"""
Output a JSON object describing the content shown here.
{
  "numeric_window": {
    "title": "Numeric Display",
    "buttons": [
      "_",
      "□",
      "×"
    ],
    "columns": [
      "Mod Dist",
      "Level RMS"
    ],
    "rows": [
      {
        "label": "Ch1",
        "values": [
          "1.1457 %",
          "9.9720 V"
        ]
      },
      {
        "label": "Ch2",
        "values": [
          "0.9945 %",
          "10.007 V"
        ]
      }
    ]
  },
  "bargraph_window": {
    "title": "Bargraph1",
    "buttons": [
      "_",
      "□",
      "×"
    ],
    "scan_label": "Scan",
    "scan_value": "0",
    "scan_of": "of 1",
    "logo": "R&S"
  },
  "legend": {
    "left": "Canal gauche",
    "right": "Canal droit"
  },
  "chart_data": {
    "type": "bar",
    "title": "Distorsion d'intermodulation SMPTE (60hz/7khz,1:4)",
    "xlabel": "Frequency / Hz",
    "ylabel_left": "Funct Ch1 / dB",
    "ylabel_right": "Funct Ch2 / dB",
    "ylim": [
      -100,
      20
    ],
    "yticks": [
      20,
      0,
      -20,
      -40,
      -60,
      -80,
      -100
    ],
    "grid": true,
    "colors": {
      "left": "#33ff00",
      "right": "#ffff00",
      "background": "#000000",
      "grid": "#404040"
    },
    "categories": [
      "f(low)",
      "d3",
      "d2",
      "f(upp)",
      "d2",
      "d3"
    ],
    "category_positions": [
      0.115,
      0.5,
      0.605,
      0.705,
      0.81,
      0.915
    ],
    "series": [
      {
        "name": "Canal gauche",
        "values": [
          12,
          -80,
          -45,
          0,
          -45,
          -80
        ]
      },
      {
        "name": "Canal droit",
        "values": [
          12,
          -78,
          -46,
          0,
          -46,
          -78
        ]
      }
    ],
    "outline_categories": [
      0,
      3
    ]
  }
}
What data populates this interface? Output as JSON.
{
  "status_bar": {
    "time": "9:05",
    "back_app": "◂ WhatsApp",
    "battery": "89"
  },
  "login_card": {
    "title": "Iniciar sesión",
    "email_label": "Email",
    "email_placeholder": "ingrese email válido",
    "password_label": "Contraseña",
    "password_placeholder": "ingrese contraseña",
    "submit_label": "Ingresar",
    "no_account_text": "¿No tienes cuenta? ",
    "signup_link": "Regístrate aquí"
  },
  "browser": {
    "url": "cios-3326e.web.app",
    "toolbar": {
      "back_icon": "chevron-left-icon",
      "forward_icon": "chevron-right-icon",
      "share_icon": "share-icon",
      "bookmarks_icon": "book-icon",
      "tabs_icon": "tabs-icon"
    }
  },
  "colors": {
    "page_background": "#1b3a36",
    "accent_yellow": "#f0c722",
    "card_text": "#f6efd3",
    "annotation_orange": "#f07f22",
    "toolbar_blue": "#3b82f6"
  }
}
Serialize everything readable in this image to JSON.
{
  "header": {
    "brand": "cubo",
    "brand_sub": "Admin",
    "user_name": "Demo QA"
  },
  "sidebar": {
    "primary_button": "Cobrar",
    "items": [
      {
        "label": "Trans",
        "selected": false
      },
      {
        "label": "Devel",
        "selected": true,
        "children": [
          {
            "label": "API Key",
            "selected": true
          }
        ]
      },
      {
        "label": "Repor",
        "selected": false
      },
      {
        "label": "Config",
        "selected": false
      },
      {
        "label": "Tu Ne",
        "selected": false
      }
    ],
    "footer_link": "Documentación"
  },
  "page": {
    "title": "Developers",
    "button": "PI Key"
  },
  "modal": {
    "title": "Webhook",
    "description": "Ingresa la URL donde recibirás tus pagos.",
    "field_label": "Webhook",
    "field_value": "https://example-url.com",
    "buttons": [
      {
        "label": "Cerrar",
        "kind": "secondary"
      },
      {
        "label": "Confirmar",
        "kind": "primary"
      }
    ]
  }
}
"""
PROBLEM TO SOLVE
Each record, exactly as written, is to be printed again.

REPLY
Output a JSON object describing the content shown here.
{
  "numeric_window": {
    "title": "Numeric Display",
    "buttons": [
      "_",
      "□",
      "×"
    ],
    "columns": [
      "Mod Dist",
      "Level RMS"
    ],
    "rows": [
      {
        "label": "Ch1",
        "values": [
          "1.1457 %",
          "9.9720 V"
        ]
      },
      {
        "label": "Ch2",
        "values": [
          "0.9945 %",
          "10.007 V"
        ]
      }
    ]
  },
  "bargraph_window": {
    "title": "Bargraph1",
    "buttons": [
      "_",
      "□",
      "×"
    ],
    "scan_label": "Scan",
    "scan_value": "0",
    "scan_of": "of 1",
    "logo": "R&S"
  },
  "legend": {
    "left": "Canal gauche",
    "right": "Canal droit"
  },
  "chart_data": {
    "type": "bar",
    "title": "Distorsion d'intermodulation SMPTE (60hz/7khz,1:4)",
    "xlabel": "Frequency / Hz",
    "ylabel_left": "Funct Ch1 / dB",
    "ylabel_right": "Funct Ch2 / dB",
    "ylim": [
      -100,
      20
    ],
    "yticks": [
      20,
      0,
      -20,
      -40,
      -60,
      -80,
      -100
    ],
    "grid": true,
    "colors": {
      "left": "#33ff00",
      "right": "#ffff00",
      "background": "#000000",
      "grid": "#404040"
    },
    "categories": [
      "f(low)",
      "d3",
      "d2",
      "f(upp)",
      "d2",
      "d3"
    ],
    "category_positions": [
      0.115,
      0.5,
      0.605,
      0.705,
      0.81,
      0.915
    ],
    "series": [
      {
        "name": "Canal gauche",
        "values": [
          12,
          -80,
          -45,
          0,
          -45,
          -80
        ]
      },
      {
        "name": "Canal droit",
        "values": [
          12,
          -78,
          -46,
          0,
          -46,
          -78
        ]
      }
    ],
    "outline_categories": [
      0,
      3
    ]
  }
}
What data populates this interface? Output as JSON.
{
  "status_bar": {
    "time": "9:05",
    "back_app": "◂ WhatsApp",
    "battery": "89"
  },
  "login_card": {
    "title": "Iniciar sesión",
    "email_label": "Email",
    "email_placeholder": "ingrese email válido",
    "password_label": "Contraseña",
    "password_placeholder": "ingrese contraseña",
    "submit_label": "Ingresar",
    "no_account_text": "¿No tienes cuenta? ",
    "signup_link": "Regístrate aquí"
  },
  "browser": {
    "url": "cios-3326e.web.app",
    "toolbar": {
      "back_icon": "chevron-left-icon",
      "forward_icon": "chevron-right-icon",
      "share_icon": "share-icon",
      "bookmarks_icon": "book-icon",
      "tabs_icon": "tabs-icon"
    }
  },
  "colors": {
    "page_background": "#1b3a36",
    "accent_yellow": "#f0c722",
    "card_text": "#f6efd3",
    "annotation_orange": "#f07f22",
    "toolbar_blue": "#3b82f6"
  }
}
Serialize everything readable in this image to JSON.
{
  "header": {
    "brand": "cubo",
    "brand_sub": "Admin",
    "user_name": "Demo QA"
  },
  "sidebar": {
    "primary_button": "Cobrar",
    "items": [
      {
        "label": "Trans",
        "selected": false
      },
      {
        "label": "Devel",
        "selected": true,
        "children": [
          {
            "label": "API Key",
            "selected": true
          }
        ]
      },
      {
        "label": "Repor",
        "selected": false
      },
      {
        "label": "Config",
        "selected": false
      },
      {
        "label": "Tu Ne",
        "selected": false
      }
    ],
    "footer_link": "Documentación"
  },
  "page": {
    "title": "Developers",
    "button": "PI Key"
  },
  "modal": {
    "title": "Webhook",
    "description": "Ingresa la URL donde recibirás tus pagos.",
    "field_label": "Webhook",
    "field_value": "https://example-url.com",
    "buttons": [
      {
        "label": "Cerrar",
        "kind": "secondary"
      },
      {
        "label": "Confirmar",
        "kind": "primary"
      }
    ]
  }
}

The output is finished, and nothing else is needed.